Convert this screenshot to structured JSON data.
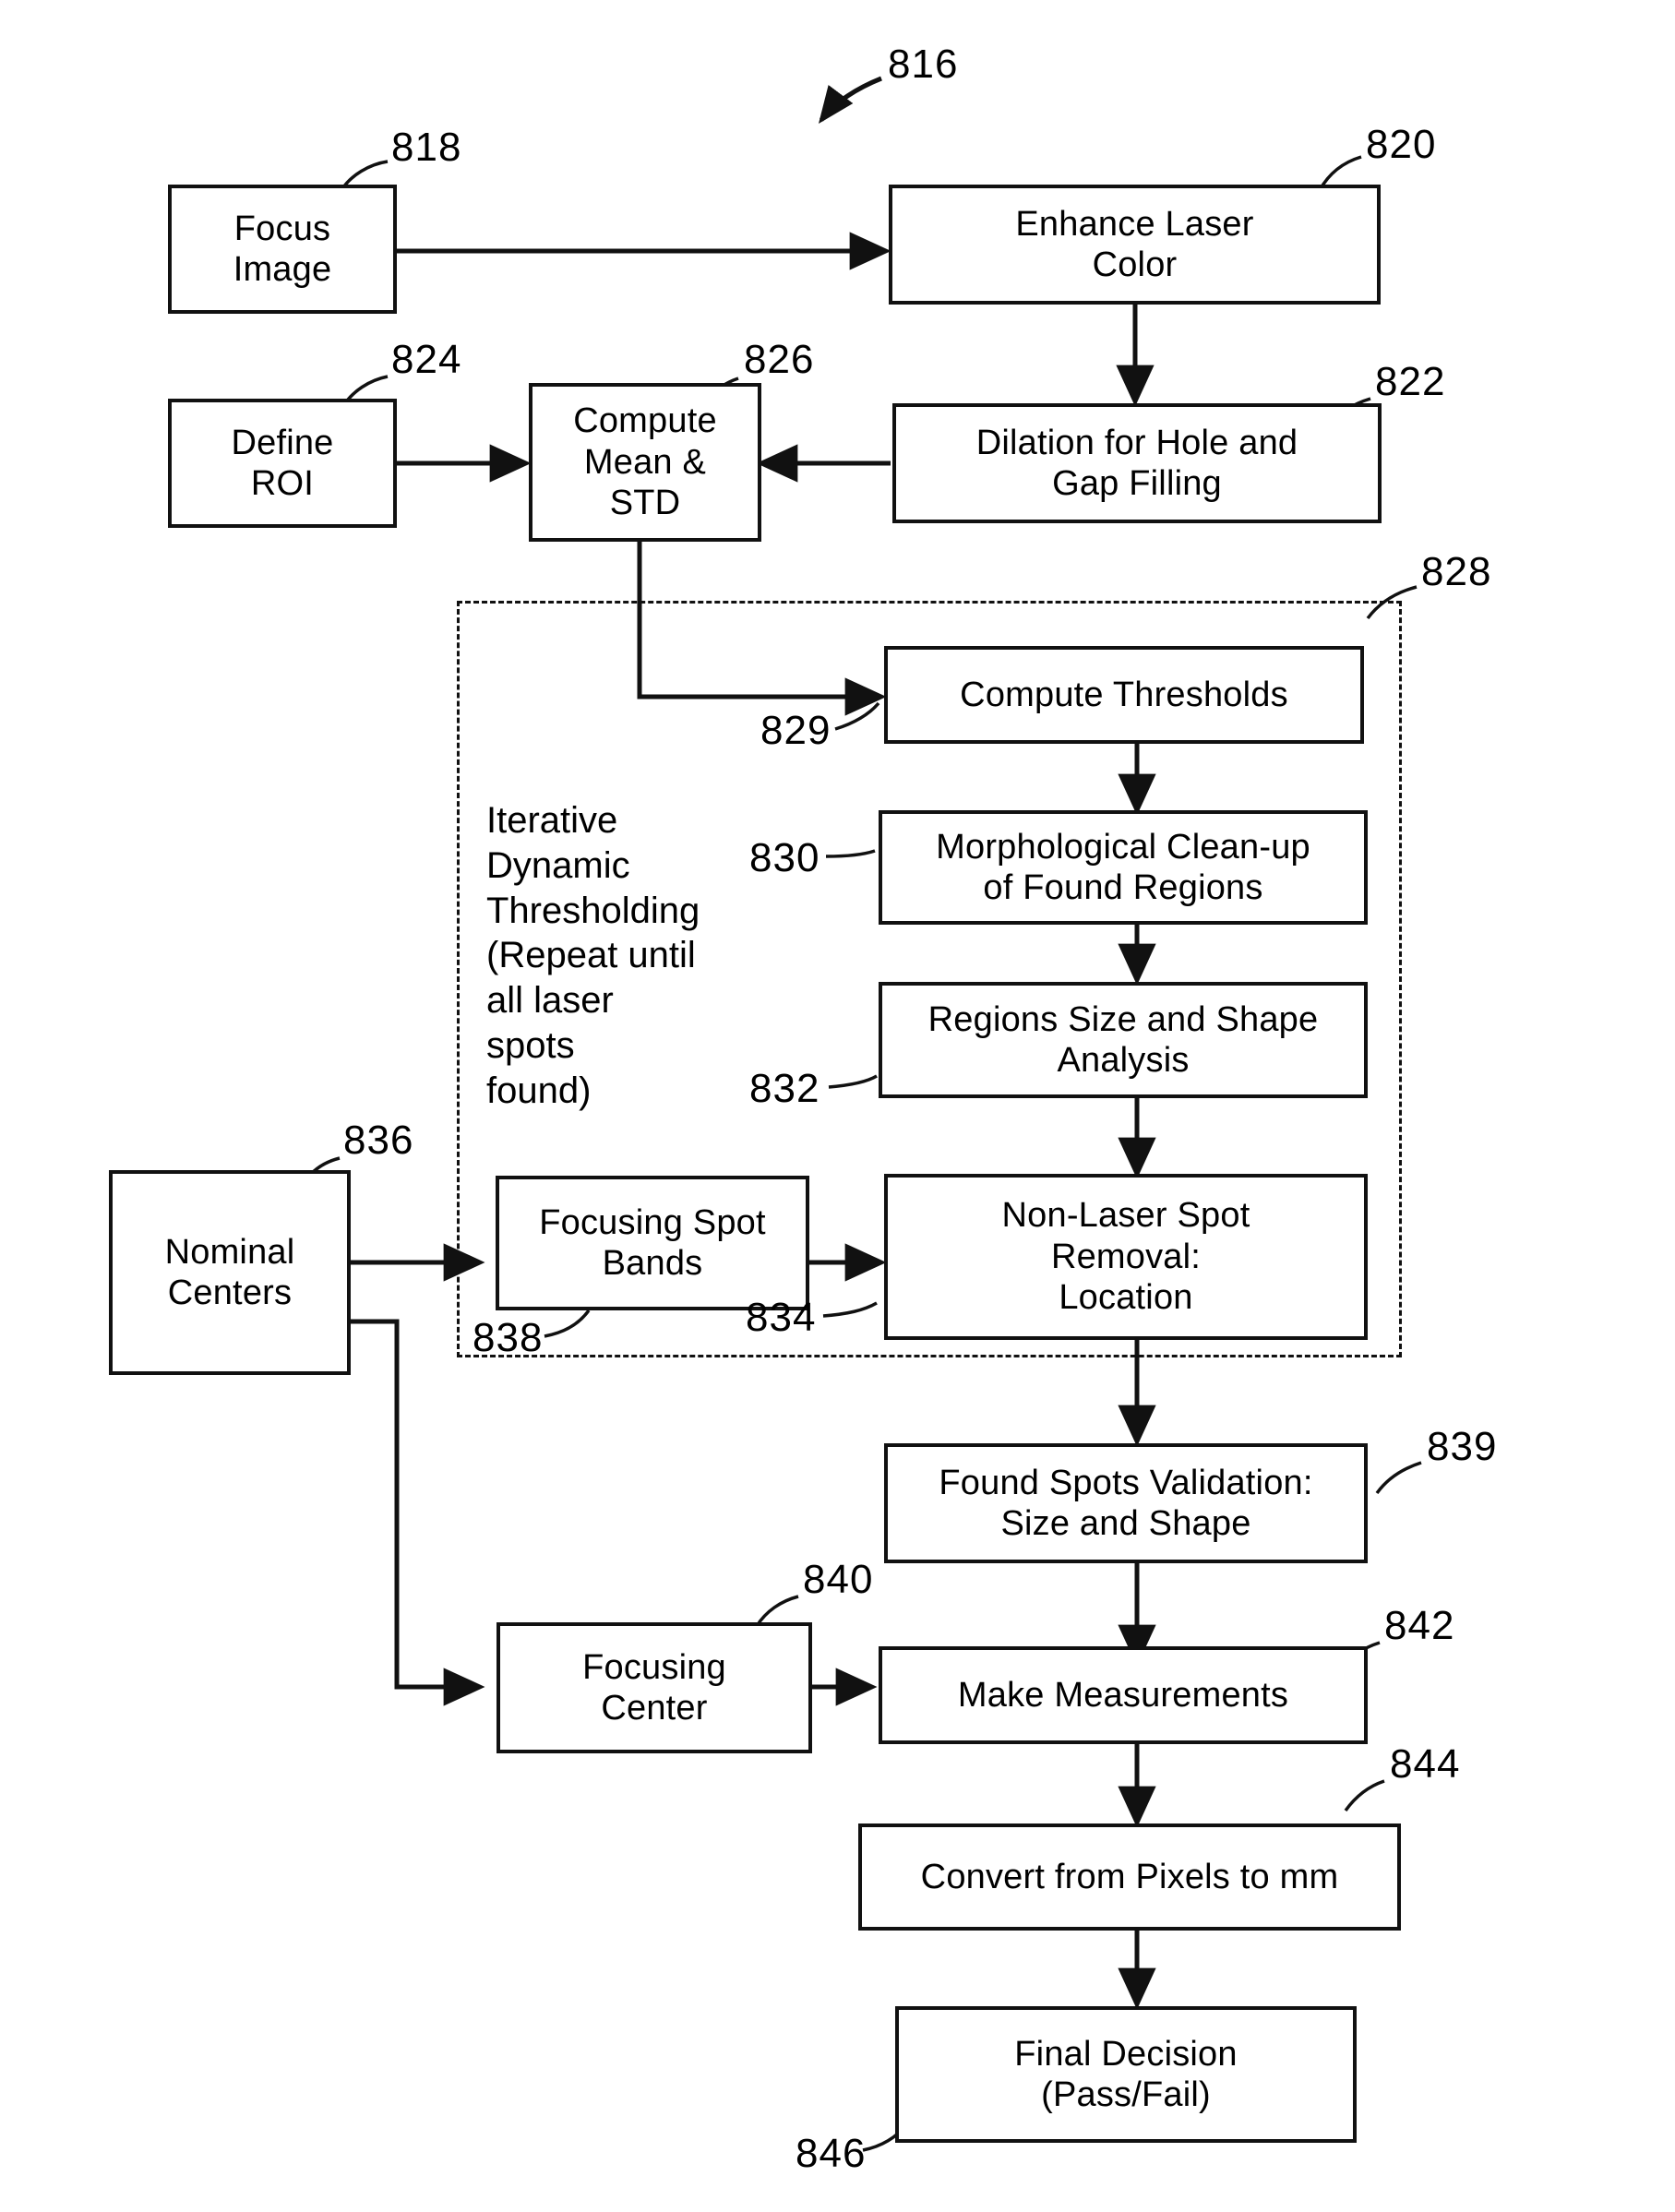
{
  "figure": {
    "main_ref": "816",
    "title_ref_note": "Laser spot focus inspection flowchart"
  },
  "nodes": [
    {
      "id": "focus_image",
      "label": "Focus\nImage",
      "ref": "818"
    },
    {
      "id": "enhance_laser",
      "label": "Enhance Laser\nColor",
      "ref": "820"
    },
    {
      "id": "define_roi",
      "label": "Define\nROI",
      "ref": "824"
    },
    {
      "id": "compute_mean_std",
      "label": "Compute\nMean &\nSTD",
      "ref": "826"
    },
    {
      "id": "dilation",
      "label": "Dilation for Hole and\nGap Filling",
      "ref": "822"
    },
    {
      "id": "compute_thresh",
      "label": "Compute Thresholds",
      "ref": "829"
    },
    {
      "id": "morph_cleanup",
      "label": "Morphological Clean-up\nof Found Regions",
      "ref": "830"
    },
    {
      "id": "regions_analysis",
      "label": "Regions Size and Shape\nAnalysis",
      "ref": "832"
    },
    {
      "id": "focusing_bands",
      "label": "Focusing Spot\nBands",
      "ref": "838"
    },
    {
      "id": "nonlaser_removal",
      "label": "Non-Laser Spot\nRemoval:\nLocation",
      "ref": "834"
    },
    {
      "id": "nominal_centers",
      "label": "Nominal\nCenters",
      "ref": "836"
    },
    {
      "id": "found_validation",
      "label": "Found Spots Validation:\nSize and Shape",
      "ref": "839"
    },
    {
      "id": "focusing_center",
      "label": "Focusing\nCenter",
      "ref": "840"
    },
    {
      "id": "make_measure",
      "label": "Make Measurements",
      "ref": "842"
    },
    {
      "id": "convert_px_mm",
      "label": "Convert from Pixels to mm",
      "ref": "844"
    },
    {
      "id": "final_decision",
      "label": "Final Decision\n(Pass/Fail)",
      "ref": "846"
    }
  ],
  "groups": [
    {
      "id": "iterative_group",
      "ref": "828",
      "caption": "Iterative\nDynamic\nThresholding\n(Repeat until\nall laser\nspots\nfound)"
    }
  ],
  "refs": {
    "r816": "816",
    "r818": "818",
    "r820": "820",
    "r822": "822",
    "r824": "824",
    "r826": "826",
    "r828": "828",
    "r829": "829",
    "r830": "830",
    "r832": "832",
    "r834": "834",
    "r836": "836",
    "r838": "838",
    "r839": "839",
    "r840": "840",
    "r842": "842",
    "r844": "844",
    "r846": "846"
  },
  "colors": {
    "ink": "#111111",
    "paper": "#ffffff"
  }
}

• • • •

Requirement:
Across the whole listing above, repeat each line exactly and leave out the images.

Solved problem:
Convert this screenshot to structured JSON data.
{
  "figure": {
    "main_ref": "816",
    "title_ref_note": "Laser spot focus inspection flowchart"
  },
  "nodes": [
    {
      "id": "focus_image",
      "label": "Focus\nImage",
      "ref": "818"
    },
    {
      "id": "enhance_laser",
      "label": "Enhance Laser\nColor",
      "ref": "820"
    },
    {
      "id": "define_roi",
      "label": "Define\nROI",
      "ref": "824"
    },
    {
      "id": "compute_mean_std",
      "label": "Compute\nMean &\nSTD",
      "ref": "826"
    },
    {
      "id": "dilation",
      "label": "Dilation for Hole and\nGap Filling",
      "ref": "822"
    },
    {
      "id": "compute_thresh",
      "label": "Compute Thresholds",
      "ref": "829"
    },
    {
      "id": "morph_cleanup",
      "label": "Morphological Clean-up\nof Found Regions",
      "ref": "830"
    },
    {
      "id": "regions_analysis",
      "label": "Regions Size and Shape\nAnalysis",
      "ref": "832"
    },
    {
      "id": "focusing_bands",
      "label": "Focusing Spot\nBands",
      "ref": "838"
    },
    {
      "id": "nonlaser_removal",
      "label": "Non-Laser Spot\nRemoval:\nLocation",
      "ref": "834"
    },
    {
      "id": "nominal_centers",
      "label": "Nominal\nCenters",
      "ref": "836"
    },
    {
      "id": "found_validation",
      "label": "Found Spots Validation:\nSize and Shape",
      "ref": "839"
    },
    {
      "id": "focusing_center",
      "label": "Focusing\nCenter",
      "ref": "840"
    },
    {
      "id": "make_measure",
      "label": "Make Measurements",
      "ref": "842"
    },
    {
      "id": "convert_px_mm",
      "label": "Convert from Pixels to mm",
      "ref": "844"
    },
    {
      "id": "final_decision",
      "label": "Final Decision\n(Pass/Fail)",
      "ref": "846"
    }
  ],
  "groups": [
    {
      "id": "iterative_group",
      "ref": "828",
      "caption": "Iterative\nDynamic\nThresholding\n(Repeat until\nall laser\nspots\nfound)"
    }
  ],
  "refs": {
    "r816": "816",
    "r818": "818",
    "r820": "820",
    "r822": "822",
    "r824": "824",
    "r826": "826",
    "r828": "828",
    "r829": "829",
    "r830": "830",
    "r832": "832",
    "r834": "834",
    "r836": "836",
    "r838": "838",
    "r839": "839",
    "r840": "840",
    "r842": "842",
    "r844": "844",
    "r846": "846"
  },
  "colors": {
    "ink": "#111111",
    "paper": "#ffffff"
  }
}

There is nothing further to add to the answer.